According to the 2016 Hedge Fund Compensation Report, a meager 8 percent of hedge fund professionals participating in the survey identified as being very concerned about job security. Equally stunning is the fact that 48 percent of respondents do not view job security as a concern of any magnitude. The remaining 44 percent acknowledges being somewhat concerned.
Really…Only Somewhat Concerned?
This statistic is clear evidence of the supremely confident mindset of the hedge fund professional.
Despite real fund performance issues, constant assaults on management and performance fees, mindless income tax rate comparisons, formidable regulatory pressures and daily doses of unflattering media coverage, most hedge fund professionals (92 percent) are confident in their value to their respective firms.
Job Security vs. Job Satisfaction
Many will expect to see a strong correlation between job security and job satisfaction. However, the aforementioned Compensation Report reveals quite the opposite.

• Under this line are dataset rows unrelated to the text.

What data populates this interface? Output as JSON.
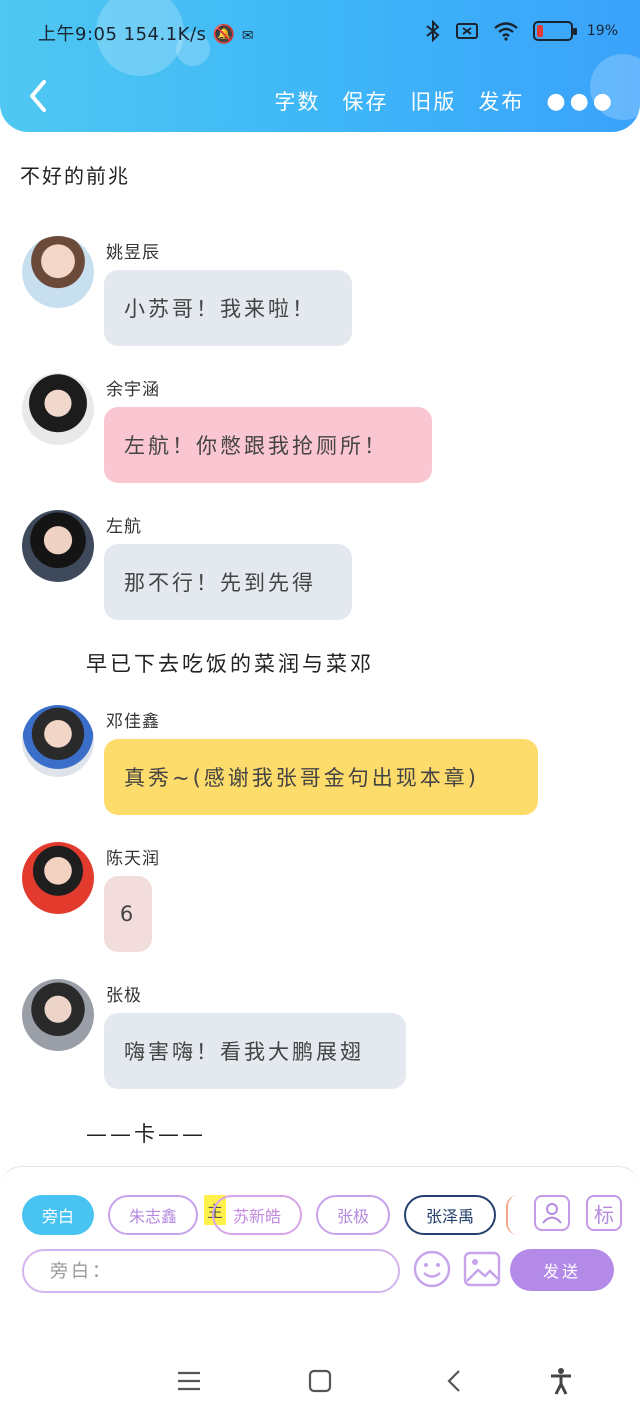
{
  "status": {
    "time": "上午9:05",
    "speed": "154.1K/s",
    "battery_pct": "19%",
    "battery_level": 0.19
  },
  "toolbar": {
    "word_count": "字数",
    "save": "保存",
    "old_version": "旧版",
    "publish": "发布"
  },
  "chapter_title": "不好的前兆",
  "messages": [
    {
      "sender": "姚昱辰",
      "text": "小苏哥！我来啦！",
      "bubble_color": "#e4e8ef"
    },
    {
      "sender": "余宇涵",
      "text": "左航！你憋跟我抢厕所！",
      "bubble_color": "#fac6d1"
    },
    {
      "sender": "左航",
      "text": "那不行！先到先得",
      "bubble_color": "#e4e8ef"
    },
    {
      "sender": "邓佳鑫",
      "text": "真秀~(感谢我张哥金句出现本章)",
      "bubble_color": "#fedc6c"
    },
    {
      "sender": "陈天润",
      "text": "6",
      "bubble_color": "#f2dcdc"
    },
    {
      "sender": "张极",
      "text": "嗨害嗨！看我大鹏展翅",
      "bubble_color": "#e4e8ef"
    }
  ],
  "narrations": [
    "早已下去吃饭的菜润与菜邓",
    "——卡——"
  ],
  "input_panel": {
    "chips": [
      {
        "label": "旁白",
        "style": "filled"
      },
      {
        "label": "朱志鑫",
        "style": "outline"
      },
      {
        "label": "苏新皓",
        "style": "outline"
      },
      {
        "label": "张极",
        "style": "outline"
      },
      {
        "label": "张泽禹",
        "style": "outline-dark"
      }
    ],
    "main_marker": "主",
    "tag_icon_label": "标",
    "placeholder": "旁白：",
    "send": "发送"
  },
  "colors": {
    "header_start": "#4fc8f2",
    "header_end": "#3aa2fb",
    "accent_purple": "#b48ae8",
    "chip_blue": "#49c3f2"
  },
  "icons": [
    "back-icon",
    "more-icon",
    "bluetooth-icon",
    "wifi-icon",
    "battery-icon",
    "contact-icon",
    "tag-icon",
    "emoji-icon",
    "image-icon",
    "menu-icon",
    "home-icon",
    "nav-back-icon",
    "accessibility-icon"
  ]
}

Although 92 percent of the survey’s respondents were largely positive with respect to their job security, 56 percent of these hedge fund professionals define themselves as unhappy with their level of compensation.
What’s in the Cards for 2016?
First quarter returns for hedge funds, in the aggregate, are in negative territory. Troubling as this may be, even more troubling is the fact that the New York City Employees Retirement System (NYCERS) has voted to abandon hedge funds as an investment vehicle. Citing the 1.88 percent loss its hedge fund investment experienced last year, NYCERS will redeem $1.45 billion.
The New York City Employees Retirement System’s hedge fund investment is about 2.75 percent of its $53 billion portfolio. Not surprisingly, precious few media reports on the subject acknowledge that hedge fund returns for NYCERS over the past three years averaged a positive 2.83 percent. While this three-year return is hardly the stuff of legend, it does place NYCERS decision in a different light. Even the amateur investor understands the value of a track record in making investment decisions.
Hedge Fund Jobs
While the NYCERS choice is troubling, it is no more significant in its consequences than was the CalPERS decision or more recently, AIG’s redemption announcements. In their totality, it is reasonable to identify this as a trend and the trend is beyond troubling.
The hedge fund industry can and will rationalize these events, dismissing these redemptions as inconsequential in the grand scheme of things. However, they may do so at their peril. While it is true that, as a percentage of assets under management, these redemptions are drops in a barrel, the industry must acknowledge that even a barrel that leaks only “drops” will empty its contents over time.
As anyone following Showtime’s Billions can tell you, there are reasons Bobby Axelrod has a full-time psychiatrist on the payroll.